* _REQUIRED ACTION_:
Search the records for the string "Smart" and copy every line where it turns up.

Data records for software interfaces
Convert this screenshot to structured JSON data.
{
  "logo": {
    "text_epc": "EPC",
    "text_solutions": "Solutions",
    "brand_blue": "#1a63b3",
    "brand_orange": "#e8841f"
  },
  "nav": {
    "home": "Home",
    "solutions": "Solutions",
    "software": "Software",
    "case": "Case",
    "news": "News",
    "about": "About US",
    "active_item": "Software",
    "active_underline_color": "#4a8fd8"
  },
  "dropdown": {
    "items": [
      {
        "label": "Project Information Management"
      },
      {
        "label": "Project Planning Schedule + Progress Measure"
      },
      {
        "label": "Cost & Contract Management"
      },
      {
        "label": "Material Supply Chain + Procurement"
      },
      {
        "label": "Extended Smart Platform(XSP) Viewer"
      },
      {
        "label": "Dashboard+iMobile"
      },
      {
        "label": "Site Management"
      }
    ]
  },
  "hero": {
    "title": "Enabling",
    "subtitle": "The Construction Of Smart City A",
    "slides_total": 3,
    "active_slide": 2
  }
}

* _TASK RESPONSE_:
        "label": "Extended Smart Platform(XSP) Viewer"
    "subtitle": "The Construction Of Smart City A",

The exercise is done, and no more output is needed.